> Try it
Each record is to be given again precisely as written.

━━━━━━━━━━━━━━━━━━━━

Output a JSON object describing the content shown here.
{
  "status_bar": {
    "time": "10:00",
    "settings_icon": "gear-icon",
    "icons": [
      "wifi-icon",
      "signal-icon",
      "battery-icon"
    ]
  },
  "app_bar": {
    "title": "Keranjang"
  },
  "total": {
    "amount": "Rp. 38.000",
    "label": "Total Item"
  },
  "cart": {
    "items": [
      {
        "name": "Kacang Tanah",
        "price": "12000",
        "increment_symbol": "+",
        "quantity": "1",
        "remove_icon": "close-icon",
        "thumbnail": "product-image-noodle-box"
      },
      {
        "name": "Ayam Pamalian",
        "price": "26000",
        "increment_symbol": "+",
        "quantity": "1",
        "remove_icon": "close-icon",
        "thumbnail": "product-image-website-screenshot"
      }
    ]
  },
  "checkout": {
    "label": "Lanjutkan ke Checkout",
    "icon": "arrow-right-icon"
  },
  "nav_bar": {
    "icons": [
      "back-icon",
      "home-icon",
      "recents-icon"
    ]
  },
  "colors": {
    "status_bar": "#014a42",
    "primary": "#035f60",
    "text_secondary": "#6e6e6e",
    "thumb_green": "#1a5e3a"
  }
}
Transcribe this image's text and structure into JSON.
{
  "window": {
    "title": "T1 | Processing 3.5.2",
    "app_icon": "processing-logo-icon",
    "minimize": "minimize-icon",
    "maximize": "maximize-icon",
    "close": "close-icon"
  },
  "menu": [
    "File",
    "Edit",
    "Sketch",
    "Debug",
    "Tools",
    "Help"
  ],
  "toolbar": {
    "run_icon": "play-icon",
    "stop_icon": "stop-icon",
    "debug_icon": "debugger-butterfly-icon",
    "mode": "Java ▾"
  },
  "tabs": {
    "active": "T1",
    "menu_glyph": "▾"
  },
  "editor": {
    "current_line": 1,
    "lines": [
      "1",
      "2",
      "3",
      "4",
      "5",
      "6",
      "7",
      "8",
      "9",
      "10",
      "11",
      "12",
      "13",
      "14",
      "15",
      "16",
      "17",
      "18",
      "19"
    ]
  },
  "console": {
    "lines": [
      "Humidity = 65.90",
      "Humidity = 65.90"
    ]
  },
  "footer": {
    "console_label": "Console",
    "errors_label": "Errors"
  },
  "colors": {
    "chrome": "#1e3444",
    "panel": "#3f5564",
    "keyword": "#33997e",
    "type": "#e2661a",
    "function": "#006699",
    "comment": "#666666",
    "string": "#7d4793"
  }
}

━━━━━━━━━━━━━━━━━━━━

> Response
Output a JSON object describing the content shown here.
{
  "status_bar": {
    "time": "10:00",
    "settings_icon": "gear-icon",
    "icons": [
      "wifi-icon",
      "signal-icon",
      "battery-icon"
    ]
  },
  "app_bar": {
    "title": "Keranjang"
  },
  "total": {
    "amount": "Rp. 38.000",
    "label": "Total Item"
  },
  "cart": {
    "items": [
      {
        "name": "Kacang Tanah",
        "price": "12000",
        "increment_symbol": "+",
        "quantity": "1",
        "remove_icon": "close-icon",
        "thumbnail": "product-image-noodle-box"
      },
      {
        "name": "Ayam Pamalian",
        "price": "26000",
        "increment_symbol": "+",
        "quantity": "1",
        "remove_icon": "close-icon",
        "thumbnail": "product-image-website-screenshot"
      }
    ]
  },
  "checkout": {
    "label": "Lanjutkan ke Checkout",
    "icon": "arrow-right-icon"
  },
  "nav_bar": {
    "icons": [
      "back-icon",
      "home-icon",
      "recents-icon"
    ]
  },
  "colors": {
    "status_bar": "#014a42",
    "primary": "#035f60",
    "text_secondary": "#6e6e6e",
    "thumb_green": "#1a5e3a"
  }
}
Transcribe this image's text and structure into JSON.
{
  "window": {
    "title": "T1 | Processing 3.5.2",
    "app_icon": "processing-logo-icon",
    "minimize": "minimize-icon",
    "maximize": "maximize-icon",
    "close": "close-icon"
  },
  "menu": [
    "File",
    "Edit",
    "Sketch",
    "Debug",
    "Tools",
    "Help"
  ],
  "toolbar": {
    "run_icon": "play-icon",
    "stop_icon": "stop-icon",
    "debug_icon": "debugger-butterfly-icon",
    "mode": "Java ▾"
  },
  "tabs": {
    "active": "T1",
    "menu_glyph": "▾"
  },
  "editor": {
    "current_line": 1,
    "lines": [
      "1",
      "2",
      "3",
      "4",
      "5",
      "6",
      "7",
      "8",
      "9",
      "10",
      "11",
      "12",
      "13",
      "14",
      "15",
      "16",
      "17",
      "18",
      "19"
    ]
  },
  "console": {
    "lines": [
      "Humidity = 65.90",
      "Humidity = 65.90"
    ]
  },
  "footer": {
    "console_label": "Console",
    "errors_label": "Errors"
  },
  "colors": {
    "chrome": "#1e3444",
    "panel": "#3f5564",
    "keyword": "#33997e",
    "type": "#e2661a",
    "function": "#006699",
    "comment": "#666666",
    "string": "#7d4793"
  }
}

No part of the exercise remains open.